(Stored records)

━━━━━━━━━━━━━━━━━━━━━━━━━━━━━━

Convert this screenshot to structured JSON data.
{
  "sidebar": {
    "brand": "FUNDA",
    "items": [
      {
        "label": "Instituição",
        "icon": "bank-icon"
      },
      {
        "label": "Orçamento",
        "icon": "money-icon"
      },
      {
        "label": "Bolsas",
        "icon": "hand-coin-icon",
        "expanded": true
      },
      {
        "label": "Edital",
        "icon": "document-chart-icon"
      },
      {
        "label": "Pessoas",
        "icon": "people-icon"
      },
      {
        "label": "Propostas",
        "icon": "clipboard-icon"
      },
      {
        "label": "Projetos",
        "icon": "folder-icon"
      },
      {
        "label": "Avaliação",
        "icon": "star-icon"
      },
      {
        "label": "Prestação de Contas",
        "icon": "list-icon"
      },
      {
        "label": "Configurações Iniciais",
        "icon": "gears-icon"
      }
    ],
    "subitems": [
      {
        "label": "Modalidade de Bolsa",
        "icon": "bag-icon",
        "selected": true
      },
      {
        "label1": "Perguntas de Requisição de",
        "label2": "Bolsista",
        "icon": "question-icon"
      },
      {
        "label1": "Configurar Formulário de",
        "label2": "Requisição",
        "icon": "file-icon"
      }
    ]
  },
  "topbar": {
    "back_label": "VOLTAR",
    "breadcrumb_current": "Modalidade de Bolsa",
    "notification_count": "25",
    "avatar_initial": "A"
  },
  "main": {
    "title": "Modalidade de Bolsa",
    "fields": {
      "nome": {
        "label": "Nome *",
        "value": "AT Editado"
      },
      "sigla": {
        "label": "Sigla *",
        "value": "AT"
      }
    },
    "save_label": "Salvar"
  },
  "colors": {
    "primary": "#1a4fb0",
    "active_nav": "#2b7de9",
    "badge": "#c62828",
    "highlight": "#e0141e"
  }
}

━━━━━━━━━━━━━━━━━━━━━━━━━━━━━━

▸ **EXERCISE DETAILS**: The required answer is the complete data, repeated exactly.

▸ **ANSWER AREA**:
Convert this screenshot to structured JSON data.
{
  "sidebar": {
    "brand": "FUNDA",
    "items": [
      {
        "label": "Instituição",
        "icon": "bank-icon"
      },
      {
        "label": "Orçamento",
        "icon": "money-icon"
      },
      {
        "label": "Bolsas",
        "icon": "hand-coin-icon",
        "expanded": true
      },
      {
        "label": "Edital",
        "icon": "document-chart-icon"
      },
      {
        "label": "Pessoas",
        "icon": "people-icon"
      },
      {
        "label": "Propostas",
        "icon": "clipboard-icon"
      },
      {
        "label": "Projetos",
        "icon": "folder-icon"
      },
      {
        "label": "Avaliação",
        "icon": "star-icon"
      },
      {
        "label": "Prestação de Contas",
        "icon": "list-icon"
      },
      {
        "label": "Configurações Iniciais",
        "icon": "gears-icon"
      }
    ],
    "subitems": [
      {
        "label": "Modalidade de Bolsa",
        "icon": "bag-icon",
        "selected": true
      },
      {
        "label1": "Perguntas de Requisição de",
        "label2": "Bolsista",
        "icon": "question-icon"
      },
      {
        "label1": "Configurar Formulário de",
        "label2": "Requisição",
        "icon": "file-icon"
      }
    ]
  },
  "topbar": {
    "back_label": "VOLTAR",
    "breadcrumb_current": "Modalidade de Bolsa",
    "notification_count": "25",
    "avatar_initial": "A"
  },
  "main": {
    "title": "Modalidade de Bolsa",
    "fields": {
      "nome": {
        "label": "Nome *",
        "value": "AT Editado"
      },
      "sigla": {
        "label": "Sigla *",
        "value": "AT"
      }
    },
    "save_label": "Salvar"
  },
  "colors": {
    "primary": "#1a4fb0",
    "active_nav": "#2b7de9",
    "badge": "#c62828",
    "highlight": "#e0141e"
  }
}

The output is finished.